4. Take your second body background piece, making sure that you have the longer sides matching, and align and pin the centre creases, right sides together.
This time you need the background piece to overlap your existing seam by ¼ inch.
5. Pin and sew in the same way as for the first seam, lifting the fabric up slightly with your left hand if that makes things easier.
6. Press the seam towards the background fabric again. You should have something that looks a bit like this – but I must confess that I pressed one of the seams the wrong way in this block, so it looks slightly different!
7. You will notice that there is a smaller amount of background fabric at one end of your block.
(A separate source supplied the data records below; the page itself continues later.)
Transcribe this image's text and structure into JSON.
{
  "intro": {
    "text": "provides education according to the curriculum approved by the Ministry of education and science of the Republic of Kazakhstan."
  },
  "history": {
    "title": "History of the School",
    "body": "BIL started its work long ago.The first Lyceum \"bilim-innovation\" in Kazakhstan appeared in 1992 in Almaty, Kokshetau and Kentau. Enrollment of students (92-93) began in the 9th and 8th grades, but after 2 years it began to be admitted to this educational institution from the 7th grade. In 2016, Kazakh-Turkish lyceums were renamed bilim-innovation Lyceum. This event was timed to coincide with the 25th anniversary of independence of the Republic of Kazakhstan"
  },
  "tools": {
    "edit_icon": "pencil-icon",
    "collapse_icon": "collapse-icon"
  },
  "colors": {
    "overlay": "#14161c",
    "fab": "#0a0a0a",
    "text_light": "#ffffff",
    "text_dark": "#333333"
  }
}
Line up your ruler so that one line cuts through the two points of the fish body, and trim this end down to just under ¼ inch from the end of the fish.
8. Now we’ll piece the tail. Take the main tail piece and the two background tail pieces and make the centre creases as you did for the body.
9. Pin the centre crease and each end, overlapping the background piece at the point of the tail (where it will join the body) by ¼ inch.
10. Sew the seam with the same method you used for the body, and press the seam towards the background fabric. You should have something that looks like this.
11. Pin your second tail background piece in the same way, ensuring that it overlaps by ¼ inch at the point of the tail.
Sew and press seams towards the background fabric.
12. Take your tail end piece and fold it so that the two ends of the curve match. Finger press a crease at the centre of the curve, and in the centre of the curve of your main tail piece. Match and pin the centre creases.
13. Pin the ends of each curve as you did for the body and tail pieces. Take the straight edge pieces and shift these so that they are at 90 degrees to the main tail background pieces. It will look something like this, but ignore the fact that I had got ahead of myself and already sewed the tail to the body in this photo!
14. Sew the tail end seam, stopping with the needle down when you get to the beginning of the the curve and rotating the fabric to keep your ¼ inch seam allowance. Sew the curve in exactly the same way as for the body and the tail, stopping again when you get to the end of the curve and rotating to sew the final straight seam. Press towards the background fabric.
15. Trim the little triangles of fabric at the point of the tail so that you have a straight edge. Try to ensure that you have one of the lines of the ruler cutting through the centre of the tail so that you have a 90 degree angle, and keep the seam allowance as close to ¼ inch as you can (it will be slightly smaller, which you want).
16. Line up the trimmed ends of the tail and body pieces and pin. To make sure that the tail and the body meet in the right place, I put a pin through the point of the tail piece and then put this through the point of the body piece.
Sew and press this final seam.
17. Finally, trim your block. How much you need to trim depends on what size you want your block to be. There is quite a lot of extra fabric on all sides, so that I could be flexible in this stage. I trimmed the bare minimum, just to ensure that the block was squared up.
Finishing the quilt
To make the quilt top, I pieced 22 fish blocks together improvisationally, inserting extra pieces of background fabric to give the shoal movement. The quilt background is simply pieced from 6.5” blocks in a mixure of Kona Aqua, four blue Mendocino prints, and a few 9-patch blocks randomly pieced in Kona Aqua, Azure and Bahama Blue in order to create a dappled effect.
I quilted using wavy lines and used leftovers from the pink prints for the binding.